» **Problem description**:
Show every line of the data where the word "Number" can be found.

» **Raw data**:
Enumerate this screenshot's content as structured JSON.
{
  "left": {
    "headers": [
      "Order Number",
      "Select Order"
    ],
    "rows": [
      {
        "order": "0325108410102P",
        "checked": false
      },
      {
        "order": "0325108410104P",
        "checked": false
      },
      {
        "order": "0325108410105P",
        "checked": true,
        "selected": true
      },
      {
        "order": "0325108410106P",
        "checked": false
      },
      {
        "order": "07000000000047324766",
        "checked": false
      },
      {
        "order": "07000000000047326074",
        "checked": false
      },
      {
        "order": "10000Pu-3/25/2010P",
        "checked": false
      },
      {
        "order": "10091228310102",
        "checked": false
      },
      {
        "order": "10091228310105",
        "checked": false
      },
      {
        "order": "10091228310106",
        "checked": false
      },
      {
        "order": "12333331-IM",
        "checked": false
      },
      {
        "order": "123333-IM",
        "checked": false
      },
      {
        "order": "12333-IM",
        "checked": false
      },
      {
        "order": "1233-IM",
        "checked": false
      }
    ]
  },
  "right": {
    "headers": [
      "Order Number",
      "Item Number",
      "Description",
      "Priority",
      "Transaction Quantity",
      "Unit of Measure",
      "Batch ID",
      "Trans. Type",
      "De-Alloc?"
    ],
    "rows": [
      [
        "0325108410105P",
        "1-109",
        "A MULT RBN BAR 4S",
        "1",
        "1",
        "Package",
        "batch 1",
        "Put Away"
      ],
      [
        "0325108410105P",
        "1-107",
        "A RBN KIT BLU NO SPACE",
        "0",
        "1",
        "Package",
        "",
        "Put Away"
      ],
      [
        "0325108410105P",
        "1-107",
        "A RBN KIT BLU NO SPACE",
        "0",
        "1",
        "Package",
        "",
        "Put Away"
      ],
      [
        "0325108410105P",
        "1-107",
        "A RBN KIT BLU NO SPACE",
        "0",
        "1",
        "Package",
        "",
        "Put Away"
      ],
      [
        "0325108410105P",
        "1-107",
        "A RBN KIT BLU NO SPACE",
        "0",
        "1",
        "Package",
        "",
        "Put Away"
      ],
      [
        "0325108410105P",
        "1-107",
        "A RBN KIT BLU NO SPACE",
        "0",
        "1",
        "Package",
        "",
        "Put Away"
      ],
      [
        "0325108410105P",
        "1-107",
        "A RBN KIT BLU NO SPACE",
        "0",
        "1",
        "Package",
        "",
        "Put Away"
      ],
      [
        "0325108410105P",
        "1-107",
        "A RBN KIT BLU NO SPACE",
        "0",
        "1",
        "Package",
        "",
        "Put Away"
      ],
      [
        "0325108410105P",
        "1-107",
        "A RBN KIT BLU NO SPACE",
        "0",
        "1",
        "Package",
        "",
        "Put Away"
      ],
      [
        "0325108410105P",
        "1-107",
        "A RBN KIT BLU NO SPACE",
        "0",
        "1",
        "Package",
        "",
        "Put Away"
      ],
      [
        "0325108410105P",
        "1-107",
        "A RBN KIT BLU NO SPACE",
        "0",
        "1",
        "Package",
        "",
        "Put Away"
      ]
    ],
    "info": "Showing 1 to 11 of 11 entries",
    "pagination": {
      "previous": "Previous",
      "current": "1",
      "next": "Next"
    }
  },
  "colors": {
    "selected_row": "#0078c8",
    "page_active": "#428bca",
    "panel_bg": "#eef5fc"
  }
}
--
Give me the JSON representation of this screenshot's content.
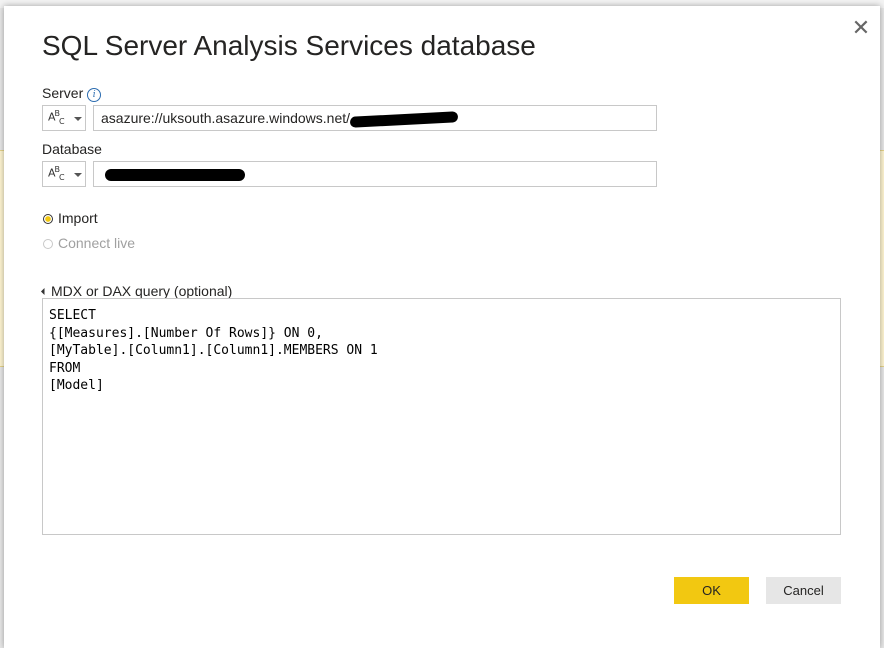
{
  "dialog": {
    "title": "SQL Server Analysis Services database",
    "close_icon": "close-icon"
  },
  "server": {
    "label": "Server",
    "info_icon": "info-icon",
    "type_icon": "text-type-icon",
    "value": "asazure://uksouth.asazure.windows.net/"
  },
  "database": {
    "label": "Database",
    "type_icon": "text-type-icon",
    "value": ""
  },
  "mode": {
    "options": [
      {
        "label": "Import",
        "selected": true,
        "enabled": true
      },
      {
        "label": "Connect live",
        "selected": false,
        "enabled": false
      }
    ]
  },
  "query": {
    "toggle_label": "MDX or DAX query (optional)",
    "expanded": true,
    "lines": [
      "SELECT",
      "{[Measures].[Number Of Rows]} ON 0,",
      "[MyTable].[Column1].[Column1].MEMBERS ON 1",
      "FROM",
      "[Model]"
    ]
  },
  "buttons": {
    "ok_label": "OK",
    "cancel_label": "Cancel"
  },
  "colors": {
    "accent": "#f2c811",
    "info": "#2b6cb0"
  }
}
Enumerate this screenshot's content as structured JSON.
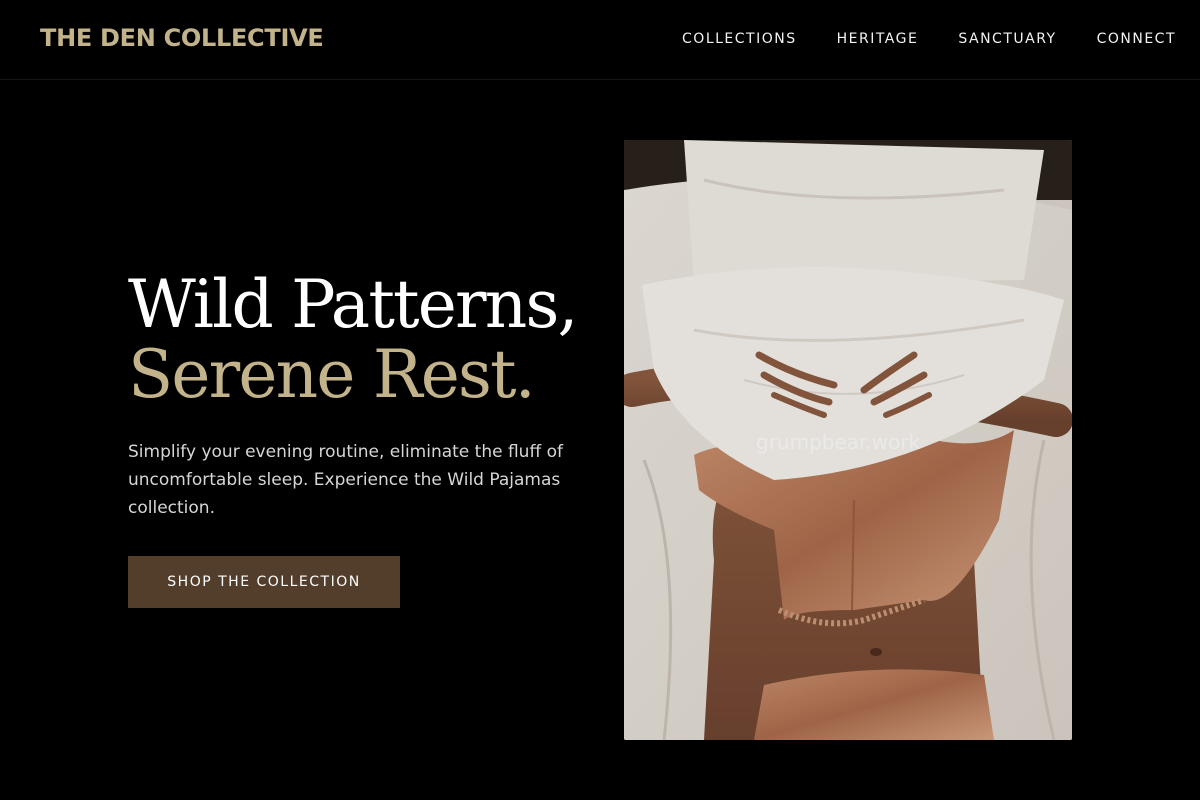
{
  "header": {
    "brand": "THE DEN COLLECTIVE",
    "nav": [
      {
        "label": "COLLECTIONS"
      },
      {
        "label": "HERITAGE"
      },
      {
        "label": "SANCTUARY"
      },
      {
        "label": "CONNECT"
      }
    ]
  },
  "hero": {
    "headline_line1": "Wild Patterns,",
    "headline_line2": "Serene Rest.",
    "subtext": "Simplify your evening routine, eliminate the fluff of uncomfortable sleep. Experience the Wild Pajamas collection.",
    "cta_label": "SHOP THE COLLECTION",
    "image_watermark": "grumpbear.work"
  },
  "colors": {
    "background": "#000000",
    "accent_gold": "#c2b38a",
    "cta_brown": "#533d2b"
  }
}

» **Result of this exercise**:
      "Order Number",
      "Order Number",
      "Item Number",
      "{[Measures].[Number Of Rows]} ON 0,",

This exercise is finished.